(Entries provided begins)
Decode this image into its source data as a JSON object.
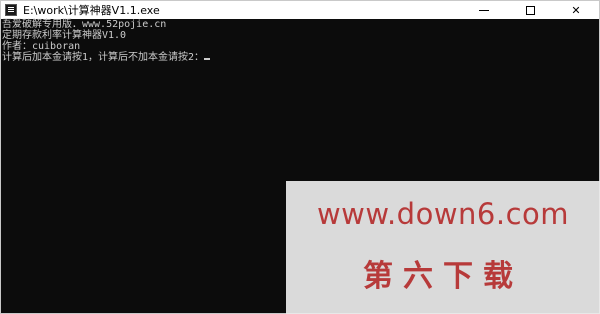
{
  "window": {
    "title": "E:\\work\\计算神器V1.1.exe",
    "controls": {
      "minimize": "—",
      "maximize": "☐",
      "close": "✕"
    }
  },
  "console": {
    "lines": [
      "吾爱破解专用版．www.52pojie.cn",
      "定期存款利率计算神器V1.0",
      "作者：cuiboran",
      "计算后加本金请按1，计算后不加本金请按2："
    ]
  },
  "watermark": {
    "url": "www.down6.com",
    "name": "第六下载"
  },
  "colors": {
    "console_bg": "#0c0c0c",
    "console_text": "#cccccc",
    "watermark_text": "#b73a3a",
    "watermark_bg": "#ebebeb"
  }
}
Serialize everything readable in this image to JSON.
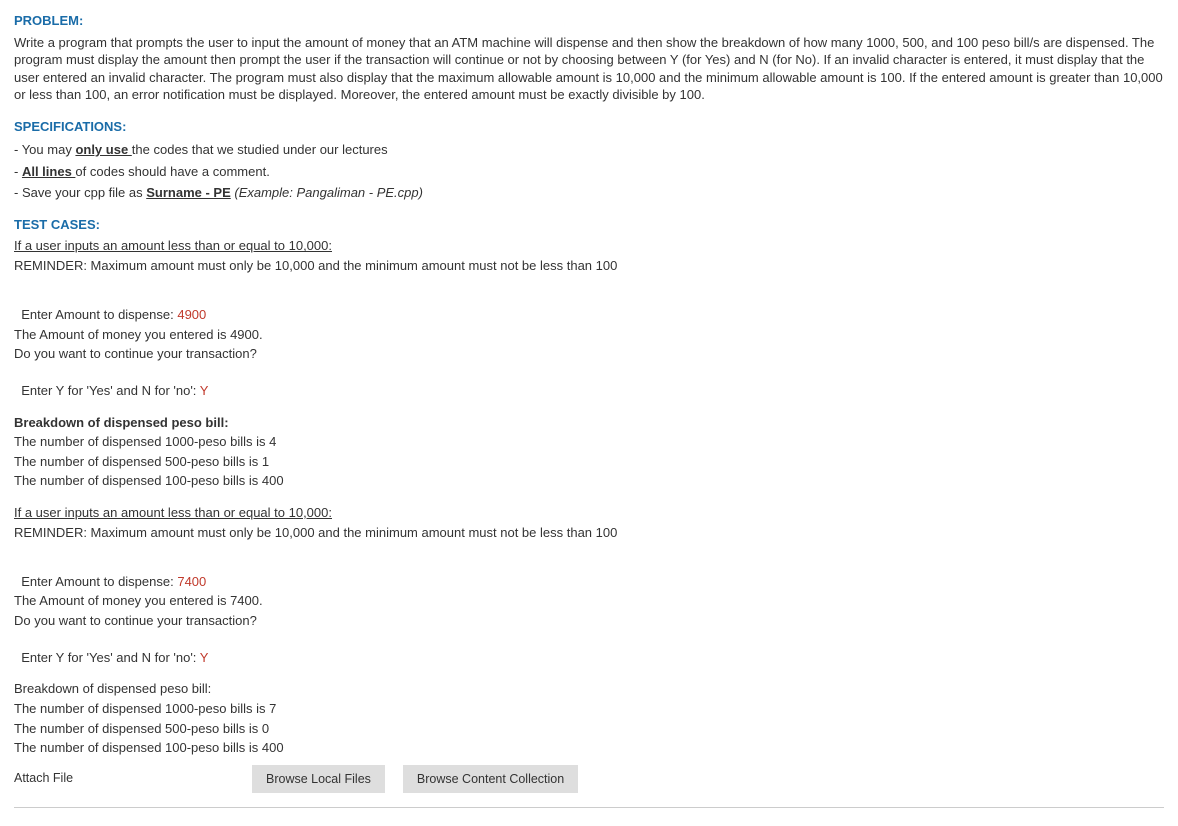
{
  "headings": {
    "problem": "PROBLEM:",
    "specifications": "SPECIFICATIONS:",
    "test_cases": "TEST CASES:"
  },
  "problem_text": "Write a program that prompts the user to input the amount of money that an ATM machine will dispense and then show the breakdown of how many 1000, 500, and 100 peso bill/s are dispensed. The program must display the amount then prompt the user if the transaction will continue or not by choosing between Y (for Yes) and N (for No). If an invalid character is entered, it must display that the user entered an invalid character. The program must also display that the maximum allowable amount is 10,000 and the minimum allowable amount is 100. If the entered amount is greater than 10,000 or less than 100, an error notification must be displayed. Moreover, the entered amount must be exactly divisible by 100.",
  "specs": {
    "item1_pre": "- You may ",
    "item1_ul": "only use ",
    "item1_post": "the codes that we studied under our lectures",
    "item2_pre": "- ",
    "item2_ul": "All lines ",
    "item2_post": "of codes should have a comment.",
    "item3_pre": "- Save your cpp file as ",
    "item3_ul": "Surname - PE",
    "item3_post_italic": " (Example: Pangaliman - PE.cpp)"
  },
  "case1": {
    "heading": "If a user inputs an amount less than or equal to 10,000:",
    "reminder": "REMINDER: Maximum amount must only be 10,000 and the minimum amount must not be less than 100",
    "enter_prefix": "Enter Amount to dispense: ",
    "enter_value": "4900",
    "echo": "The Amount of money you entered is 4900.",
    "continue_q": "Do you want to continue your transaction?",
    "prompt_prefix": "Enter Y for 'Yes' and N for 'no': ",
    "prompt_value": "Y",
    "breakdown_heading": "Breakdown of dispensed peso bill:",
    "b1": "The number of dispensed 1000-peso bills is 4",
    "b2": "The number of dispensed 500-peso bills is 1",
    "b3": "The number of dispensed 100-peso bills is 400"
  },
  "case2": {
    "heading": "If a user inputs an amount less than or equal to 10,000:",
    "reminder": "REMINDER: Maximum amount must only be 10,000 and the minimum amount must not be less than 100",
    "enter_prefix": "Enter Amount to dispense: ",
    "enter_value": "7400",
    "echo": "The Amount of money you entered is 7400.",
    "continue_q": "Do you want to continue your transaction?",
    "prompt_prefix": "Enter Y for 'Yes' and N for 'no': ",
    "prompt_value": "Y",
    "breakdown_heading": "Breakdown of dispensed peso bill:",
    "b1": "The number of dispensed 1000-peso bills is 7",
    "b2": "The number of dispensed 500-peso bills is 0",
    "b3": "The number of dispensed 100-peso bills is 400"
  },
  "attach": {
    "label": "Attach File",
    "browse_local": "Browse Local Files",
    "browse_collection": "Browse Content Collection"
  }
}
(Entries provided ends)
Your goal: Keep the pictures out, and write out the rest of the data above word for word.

Answer for the task:
Decode this image into its source data as a JSON object.
{
  "window": {
    "title": "E:\\work\\计算神器V1.1.exe",
    "controls": {
      "minimize": "—",
      "maximize": "☐",
      "close": "✕"
    }
  },
  "console": {
    "lines": [
      "吾爱破解专用版．www.52pojie.cn",
      "定期存款利率计算神器V1.0",
      "作者：cuiboran",
      "计算后加本金请按1，计算后不加本金请按2："
    ]
  },
  "watermark": {
    "url": "www.down6.com",
    "name": "第六下载"
  },
  "colors": {
    "console_bg": "#0c0c0c",
    "console_text": "#cccccc",
    "watermark_text": "#b73a3a",
    "watermark_bg": "#ebebeb"
  }
}
Serialize everything readable in this image to JSON.
{
  "headings": {
    "problem": "PROBLEM:",
    "specifications": "SPECIFICATIONS:",
    "test_cases": "TEST CASES:"
  },
  "problem_text": "Write a program that prompts the user to input the amount of money that an ATM machine will dispense and then show the breakdown of how many 1000, 500, and 100 peso bill/s are dispensed. The program must display the amount then prompt the user if the transaction will continue or not by choosing between Y (for Yes) and N (for No). If an invalid character is entered, it must display that the user entered an invalid character. The program must also display that the maximum allowable amount is 10,000 and the minimum allowable amount is 100. If the entered amount is greater than 10,000 or less than 100, an error notification must be displayed. Moreover, the entered amount must be exactly divisible by 100.",
  "specs": {
    "item1_pre": "- You may ",
    "item1_ul": "only use ",
    "item1_post": "the codes that we studied under our lectures",
    "item2_pre": "- ",
    "item2_ul": "All lines ",
    "item2_post": "of codes should have a comment.",
    "item3_pre": "- Save your cpp file as ",
    "item3_ul": "Surname - PE",
    "item3_post_italic": " (Example: Pangaliman - PE.cpp)"
  },
  "case1": {
    "heading": "If a user inputs an amount less than or equal to 10,000:",
    "reminder": "REMINDER: Maximum amount must only be 10,000 and the minimum amount must not be less than 100",
    "enter_prefix": "Enter Amount to dispense: ",
    "enter_value": "4900",
    "echo": "The Amount of money you entered is 4900.",
    "continue_q": "Do you want to continue your transaction?",
    "prompt_prefix": "Enter Y for 'Yes' and N for 'no': ",
    "prompt_value": "Y",
    "breakdown_heading": "Breakdown of dispensed peso bill:",
    "b1": "The number of dispensed 1000-peso bills is 4",
    "b2": "The number of dispensed 500-peso bills is 1",
    "b3": "The number of dispensed 100-peso bills is 400"
  },
  "case2": {
    "heading": "If a user inputs an amount less than or equal to 10,000:",
    "reminder": "REMINDER: Maximum amount must only be 10,000 and the minimum amount must not be less than 100",
    "enter_prefix": "Enter Amount to dispense: ",
    "enter_value": "7400",
    "echo": "The Amount of money you entered is 7400.",
    "continue_q": "Do you want to continue your transaction?",
    "prompt_prefix": "Enter Y for 'Yes' and N for 'no': ",
    "prompt_value": "Y",
    "breakdown_heading": "Breakdown of dispensed peso bill:",
    "b1": "The number of dispensed 1000-peso bills is 7",
    "b2": "The number of dispensed 500-peso bills is 0",
    "b3": "The number of dispensed 100-peso bills is 400"
  },
  "attach": {
    "label": "Attach File",
    "browse_local": "Browse Local Files",
    "browse_collection": "Browse Content Collection"
  }
}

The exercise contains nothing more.